## What is expected
Your answer must match the data word for word.

## Source data
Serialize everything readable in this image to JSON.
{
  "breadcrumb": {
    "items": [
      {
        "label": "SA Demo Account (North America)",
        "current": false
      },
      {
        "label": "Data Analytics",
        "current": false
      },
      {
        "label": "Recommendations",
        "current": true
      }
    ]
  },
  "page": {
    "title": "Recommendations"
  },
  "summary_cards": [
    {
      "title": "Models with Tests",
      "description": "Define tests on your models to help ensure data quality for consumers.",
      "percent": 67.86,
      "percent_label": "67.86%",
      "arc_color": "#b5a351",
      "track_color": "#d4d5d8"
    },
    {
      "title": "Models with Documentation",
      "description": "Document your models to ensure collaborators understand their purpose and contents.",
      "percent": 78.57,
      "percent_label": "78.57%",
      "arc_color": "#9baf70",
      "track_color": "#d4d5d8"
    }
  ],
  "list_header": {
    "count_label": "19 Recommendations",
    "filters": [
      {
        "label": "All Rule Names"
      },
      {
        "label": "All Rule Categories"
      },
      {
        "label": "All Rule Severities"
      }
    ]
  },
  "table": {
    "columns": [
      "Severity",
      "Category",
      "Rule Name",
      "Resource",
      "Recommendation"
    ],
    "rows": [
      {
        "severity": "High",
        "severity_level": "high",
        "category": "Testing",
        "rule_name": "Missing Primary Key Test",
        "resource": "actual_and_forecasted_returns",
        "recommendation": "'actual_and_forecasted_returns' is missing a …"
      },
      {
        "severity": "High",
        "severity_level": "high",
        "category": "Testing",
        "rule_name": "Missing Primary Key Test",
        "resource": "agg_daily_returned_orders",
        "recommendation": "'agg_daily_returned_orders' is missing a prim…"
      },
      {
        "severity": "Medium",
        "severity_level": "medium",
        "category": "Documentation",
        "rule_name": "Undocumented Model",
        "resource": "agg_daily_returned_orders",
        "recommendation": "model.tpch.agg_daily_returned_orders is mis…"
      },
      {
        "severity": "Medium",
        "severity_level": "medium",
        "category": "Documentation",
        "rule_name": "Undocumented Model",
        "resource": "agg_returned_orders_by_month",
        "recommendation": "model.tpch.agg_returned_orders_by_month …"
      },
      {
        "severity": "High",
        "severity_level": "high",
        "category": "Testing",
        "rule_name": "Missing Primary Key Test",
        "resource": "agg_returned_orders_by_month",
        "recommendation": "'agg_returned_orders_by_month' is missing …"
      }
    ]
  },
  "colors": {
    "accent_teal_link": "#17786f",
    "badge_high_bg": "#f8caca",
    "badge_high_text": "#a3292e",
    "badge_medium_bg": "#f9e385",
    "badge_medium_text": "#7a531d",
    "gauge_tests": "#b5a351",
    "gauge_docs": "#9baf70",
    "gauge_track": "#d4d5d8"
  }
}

## Task result
Serialize everything readable in this image to JSON.
{
  "breadcrumb": {
    "items": [
      {
        "label": "SA Demo Account (North America)",
        "current": false
      },
      {
        "label": "Data Analytics",
        "current": false
      },
      {
        "label": "Recommendations",
        "current": true
      }
    ]
  },
  "page": {
    "title": "Recommendations"
  },
  "summary_cards": [
    {
      "title": "Models with Tests",
      "description": "Define tests on your models to help ensure data quality for consumers.",
      "percent": 67.86,
      "percent_label": "67.86%",
      "arc_color": "#b5a351",
      "track_color": "#d4d5d8"
    },
    {
      "title": "Models with Documentation",
      "description": "Document your models to ensure collaborators understand their purpose and contents.",
      "percent": 78.57,
      "percent_label": "78.57%",
      "arc_color": "#9baf70",
      "track_color": "#d4d5d8"
    }
  ],
  "list_header": {
    "count_label": "19 Recommendations",
    "filters": [
      {
        "label": "All Rule Names"
      },
      {
        "label": "All Rule Categories"
      },
      {
        "label": "All Rule Severities"
      }
    ]
  },
  "table": {
    "columns": [
      "Severity",
      "Category",
      "Rule Name",
      "Resource",
      "Recommendation"
    ],
    "rows": [
      {
        "severity": "High",
        "severity_level": "high",
        "category": "Testing",
        "rule_name": "Missing Primary Key Test",
        "resource": "actual_and_forecasted_returns",
        "recommendation": "'actual_and_forecasted_returns' is missing a …"
      },
      {
        "severity": "High",
        "severity_level": "high",
        "category": "Testing",
        "rule_name": "Missing Primary Key Test",
        "resource": "agg_daily_returned_orders",
        "recommendation": "'agg_daily_returned_orders' is missing a prim…"
      },
      {
        "severity": "Medium",
        "severity_level": "medium",
        "category": "Documentation",
        "rule_name": "Undocumented Model",
        "resource": "agg_daily_returned_orders",
        "recommendation": "model.tpch.agg_daily_returned_orders is mis…"
      },
      {
        "severity": "Medium",
        "severity_level": "medium",
        "category": "Documentation",
        "rule_name": "Undocumented Model",
        "resource": "agg_returned_orders_by_month",
        "recommendation": "model.tpch.agg_returned_orders_by_month …"
      },
      {
        "severity": "High",
        "severity_level": "high",
        "category": "Testing",
        "rule_name": "Missing Primary Key Test",
        "resource": "agg_returned_orders_by_month",
        "recommendation": "'agg_returned_orders_by_month' is missing …"
      }
    ]
  },
  "colors": {
    "accent_teal_link": "#17786f",
    "badge_high_bg": "#f8caca",
    "badge_high_text": "#a3292e",
    "badge_medium_bg": "#f9e385",
    "badge_medium_text": "#7a531d",
    "gauge_tests": "#b5a351",
    "gauge_docs": "#9baf70",
    "gauge_track": "#d4d5d8"
  }
}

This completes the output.